*** Opening of Data for processing ***

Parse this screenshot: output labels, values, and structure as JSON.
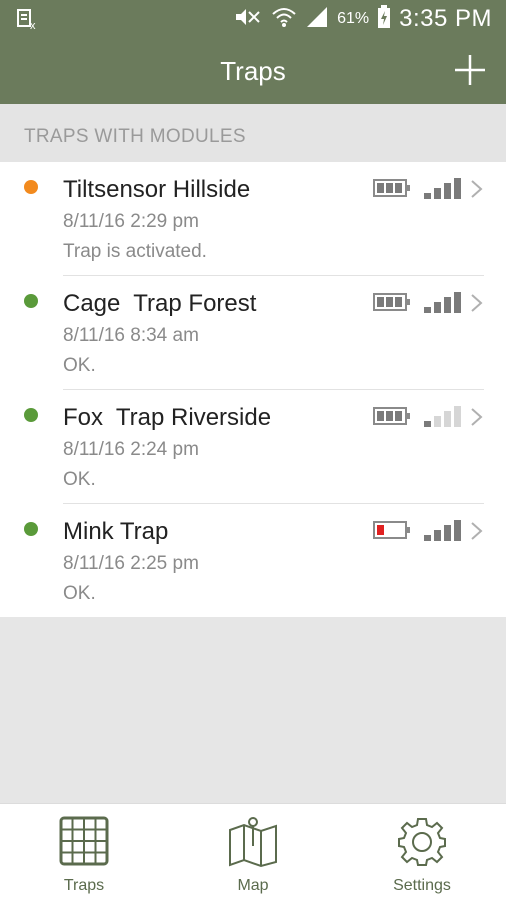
{
  "status_bar": {
    "battery_percent": "61%",
    "time": "3:35 PM"
  },
  "app_bar": {
    "title": "Traps",
    "add_icon": "plus-icon"
  },
  "section": {
    "title": "TRAPS WITH MODULES"
  },
  "traps": [
    {
      "name": "Tiltsensor Hillside",
      "date": "8/11/16 2:29 pm",
      "message": "Trap is activated.",
      "status_color": "#f28a1e",
      "battery_level": 3,
      "battery_low": false,
      "signal_bars": 4
    },
    {
      "name": "Cage  Trap Forest",
      "date": "8/11/16 8:34 am",
      "message": "OK.",
      "status_color": "#5a9a3a",
      "battery_level": 3,
      "battery_low": false,
      "signal_bars": 4
    },
    {
      "name": "Fox  Trap Riverside",
      "date": "8/11/16 2:24 pm",
      "message": "OK.",
      "status_color": "#5a9a3a",
      "battery_level": 3,
      "battery_low": false,
      "signal_bars": 1
    },
    {
      "name": "Mink Trap",
      "date": "8/11/16 2:25 pm",
      "message": "OK.",
      "status_color": "#5a9a3a",
      "battery_level": 1,
      "battery_low": true,
      "signal_bars": 4
    }
  ],
  "bottom_nav": [
    {
      "label": "Traps",
      "icon": "grid-icon",
      "active": true
    },
    {
      "label": "Map",
      "icon": "map-icon",
      "active": false
    },
    {
      "label": "Settings",
      "icon": "gear-icon",
      "active": false
    }
  ],
  "colors": {
    "header_green": "#6b7b5c",
    "nav_green": "#5b6b4d",
    "low_battery_red": "#e02020",
    "icon_gray": "#7a7a7a"
  }
}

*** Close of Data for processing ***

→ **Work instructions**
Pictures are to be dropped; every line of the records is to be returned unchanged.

→ **Output of the task**
Parse this screenshot: output labels, values, and structure as JSON.
{
  "status_bar": {
    "battery_percent": "61%",
    "time": "3:35 PM"
  },
  "app_bar": {
    "title": "Traps",
    "add_icon": "plus-icon"
  },
  "section": {
    "title": "TRAPS WITH MODULES"
  },
  "traps": [
    {
      "name": "Tiltsensor Hillside",
      "date": "8/11/16 2:29 pm",
      "message": "Trap is activated.",
      "status_color": "#f28a1e",
      "battery_level": 3,
      "battery_low": false,
      "signal_bars": 4
    },
    {
      "name": "Cage  Trap Forest",
      "date": "8/11/16 8:34 am",
      "message": "OK.",
      "status_color": "#5a9a3a",
      "battery_level": 3,
      "battery_low": false,
      "signal_bars": 4
    },
    {
      "name": "Fox  Trap Riverside",
      "date": "8/11/16 2:24 pm",
      "message": "OK.",
      "status_color": "#5a9a3a",
      "battery_level": 3,
      "battery_low": false,
      "signal_bars": 1
    },
    {
      "name": "Mink Trap",
      "date": "8/11/16 2:25 pm",
      "message": "OK.",
      "status_color": "#5a9a3a",
      "battery_level": 1,
      "battery_low": true,
      "signal_bars": 4
    }
  ],
  "bottom_nav": [
    {
      "label": "Traps",
      "icon": "grid-icon",
      "active": true
    },
    {
      "label": "Map",
      "icon": "map-icon",
      "active": false
    },
    {
      "label": "Settings",
      "icon": "gear-icon",
      "active": false
    }
  ],
  "colors": {
    "header_green": "#6b7b5c",
    "nav_green": "#5b6b4d",
    "low_battery_red": "#e02020",
    "icon_gray": "#7a7a7a"
  }
}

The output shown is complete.